- How to complete this task: Exactly as written, retype all of the records that come next.

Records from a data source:
━━━━━━━━━━━━━━━━━━━━━━━━━━━━━━
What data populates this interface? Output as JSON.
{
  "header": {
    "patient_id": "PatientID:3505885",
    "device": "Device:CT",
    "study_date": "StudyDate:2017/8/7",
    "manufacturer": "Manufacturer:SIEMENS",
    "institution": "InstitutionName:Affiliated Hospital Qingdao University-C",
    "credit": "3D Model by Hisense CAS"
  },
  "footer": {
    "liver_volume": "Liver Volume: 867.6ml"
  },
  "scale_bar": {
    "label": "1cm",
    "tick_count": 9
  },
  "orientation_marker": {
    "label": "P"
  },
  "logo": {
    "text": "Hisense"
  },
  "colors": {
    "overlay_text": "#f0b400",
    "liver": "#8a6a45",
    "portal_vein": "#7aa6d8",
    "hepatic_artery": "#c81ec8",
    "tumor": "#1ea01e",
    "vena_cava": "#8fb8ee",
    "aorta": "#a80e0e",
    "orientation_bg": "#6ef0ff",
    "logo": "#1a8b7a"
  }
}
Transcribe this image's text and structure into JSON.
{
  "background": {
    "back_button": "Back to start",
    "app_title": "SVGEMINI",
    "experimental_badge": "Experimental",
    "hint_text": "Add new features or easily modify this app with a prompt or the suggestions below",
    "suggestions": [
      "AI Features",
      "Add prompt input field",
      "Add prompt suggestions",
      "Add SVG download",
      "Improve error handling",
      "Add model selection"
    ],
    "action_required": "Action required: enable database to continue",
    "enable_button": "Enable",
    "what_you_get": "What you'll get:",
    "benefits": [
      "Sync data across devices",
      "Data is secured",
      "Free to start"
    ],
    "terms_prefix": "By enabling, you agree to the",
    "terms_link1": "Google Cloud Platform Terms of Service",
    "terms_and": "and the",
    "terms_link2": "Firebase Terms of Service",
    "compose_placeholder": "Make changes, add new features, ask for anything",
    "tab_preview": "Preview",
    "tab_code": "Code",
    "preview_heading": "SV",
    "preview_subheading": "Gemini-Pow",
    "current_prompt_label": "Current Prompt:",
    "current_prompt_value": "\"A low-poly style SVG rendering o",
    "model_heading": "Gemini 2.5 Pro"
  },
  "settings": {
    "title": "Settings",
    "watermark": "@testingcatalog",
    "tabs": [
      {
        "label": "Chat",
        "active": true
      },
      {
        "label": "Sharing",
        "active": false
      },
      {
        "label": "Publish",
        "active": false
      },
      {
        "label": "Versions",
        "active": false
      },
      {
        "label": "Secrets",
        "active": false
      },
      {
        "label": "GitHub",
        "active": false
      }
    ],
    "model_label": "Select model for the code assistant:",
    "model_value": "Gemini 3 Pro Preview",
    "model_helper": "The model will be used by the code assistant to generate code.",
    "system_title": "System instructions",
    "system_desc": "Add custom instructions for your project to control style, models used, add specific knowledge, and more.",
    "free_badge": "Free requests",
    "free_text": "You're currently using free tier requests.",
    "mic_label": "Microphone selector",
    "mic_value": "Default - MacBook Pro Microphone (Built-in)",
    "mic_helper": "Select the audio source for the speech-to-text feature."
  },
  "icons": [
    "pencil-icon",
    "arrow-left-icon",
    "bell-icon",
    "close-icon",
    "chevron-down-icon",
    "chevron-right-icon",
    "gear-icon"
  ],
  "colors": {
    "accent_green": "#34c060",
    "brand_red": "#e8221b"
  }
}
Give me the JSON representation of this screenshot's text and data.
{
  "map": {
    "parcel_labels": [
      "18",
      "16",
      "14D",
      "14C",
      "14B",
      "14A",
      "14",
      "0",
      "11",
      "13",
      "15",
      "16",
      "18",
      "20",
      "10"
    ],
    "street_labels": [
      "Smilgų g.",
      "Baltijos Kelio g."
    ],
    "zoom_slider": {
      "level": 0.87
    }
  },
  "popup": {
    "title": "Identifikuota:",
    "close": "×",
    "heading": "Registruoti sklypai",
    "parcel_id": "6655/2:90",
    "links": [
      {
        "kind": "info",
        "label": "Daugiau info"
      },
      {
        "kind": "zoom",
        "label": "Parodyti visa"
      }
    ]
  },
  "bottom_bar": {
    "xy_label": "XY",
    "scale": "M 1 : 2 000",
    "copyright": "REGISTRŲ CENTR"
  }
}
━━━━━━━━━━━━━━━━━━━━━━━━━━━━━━
- Answer area:
What data populates this interface? Output as JSON.
{
  "header": {
    "patient_id": "PatientID:3505885",
    "device": "Device:CT",
    "study_date": "StudyDate:2017/8/7",
    "manufacturer": "Manufacturer:SIEMENS",
    "institution": "InstitutionName:Affiliated Hospital Qingdao University-C",
    "credit": "3D Model by Hisense CAS"
  },
  "footer": {
    "liver_volume": "Liver Volume: 867.6ml"
  },
  "scale_bar": {
    "label": "1cm",
    "tick_count": 9
  },
  "orientation_marker": {
    "label": "P"
  },
  "logo": {
    "text": "Hisense"
  },
  "colors": {
    "overlay_text": "#f0b400",
    "liver": "#8a6a45",
    "portal_vein": "#7aa6d8",
    "hepatic_artery": "#c81ec8",
    "tumor": "#1ea01e",
    "vena_cava": "#8fb8ee",
    "aorta": "#a80e0e",
    "orientation_bg": "#6ef0ff",
    "logo": "#1a8b7a"
  }
}
Transcribe this image's text and structure into JSON.
{
  "background": {
    "back_button": "Back to start",
    "app_title": "SVGEMINI",
    "experimental_badge": "Experimental",
    "hint_text": "Add new features or easily modify this app with a prompt or the suggestions below",
    "suggestions": [
      "AI Features",
      "Add prompt input field",
      "Add prompt suggestions",
      "Add SVG download",
      "Improve error handling",
      "Add model selection"
    ],
    "action_required": "Action required: enable database to continue",
    "enable_button": "Enable",
    "what_you_get": "What you'll get:",
    "benefits": [
      "Sync data across devices",
      "Data is secured",
      "Free to start"
    ],
    "terms_prefix": "By enabling, you agree to the",
    "terms_link1": "Google Cloud Platform Terms of Service",
    "terms_and": "and the",
    "terms_link2": "Firebase Terms of Service",
    "compose_placeholder": "Make changes, add new features, ask for anything",
    "tab_preview": "Preview",
    "tab_code": "Code",
    "preview_heading": "SV",
    "preview_subheading": "Gemini-Pow",
    "current_prompt_label": "Current Prompt:",
    "current_prompt_value": "\"A low-poly style SVG rendering o",
    "model_heading": "Gemini 2.5 Pro"
  },
  "settings": {
    "title": "Settings",
    "watermark": "@testingcatalog",
    "tabs": [
      {
        "label": "Chat",
        "active": true
      },
      {
        "label": "Sharing",
        "active": false
      },
      {
        "label": "Publish",
        "active": false
      },
      {
        "label": "Versions",
        "active": false
      },
      {
        "label": "Secrets",
        "active": false
      },
      {
        "label": "GitHub",
        "active": false
      }
    ],
    "model_label": "Select model for the code assistant:",
    "model_value": "Gemini 3 Pro Preview",
    "model_helper": "The model will be used by the code assistant to generate code.",
    "system_title": "System instructions",
    "system_desc": "Add custom instructions for your project to control style, models used, add specific knowledge, and more.",
    "free_badge": "Free requests",
    "free_text": "You're currently using free tier requests.",
    "mic_label": "Microphone selector",
    "mic_value": "Default - MacBook Pro Microphone (Built-in)",
    "mic_helper": "Select the audio source for the speech-to-text feature."
  },
  "icons": [
    "pencil-icon",
    "arrow-left-icon",
    "bell-icon",
    "close-icon",
    "chevron-down-icon",
    "chevron-right-icon",
    "gear-icon"
  ],
  "colors": {
    "accent_green": "#34c060",
    "brand_red": "#e8221b"
  }
}
Give me the JSON representation of this screenshot's text and data.
{
  "map": {
    "parcel_labels": [
      "18",
      "16",
      "14D",
      "14C",
      "14B",
      "14A",
      "14",
      "0",
      "11",
      "13",
      "15",
      "16",
      "18",
      "20",
      "10"
    ],
    "street_labels": [
      "Smilgų g.",
      "Baltijos Kelio g."
    ],
    "zoom_slider": {
      "level": 0.87
    }
  },
  "popup": {
    "title": "Identifikuota:",
    "close": "×",
    "heading": "Registruoti sklypai",
    "parcel_id": "6655/2:90",
    "links": [
      {
        "kind": "info",
        "label": "Daugiau info"
      },
      {
        "kind": "zoom",
        "label": "Parodyti visa"
      }
    ]
  },
  "bottom_bar": {
    "xy_label": "XY",
    "scale": "M 1 : 2 000",
    "copyright": "REGISTRŲ CENTR"
  }
}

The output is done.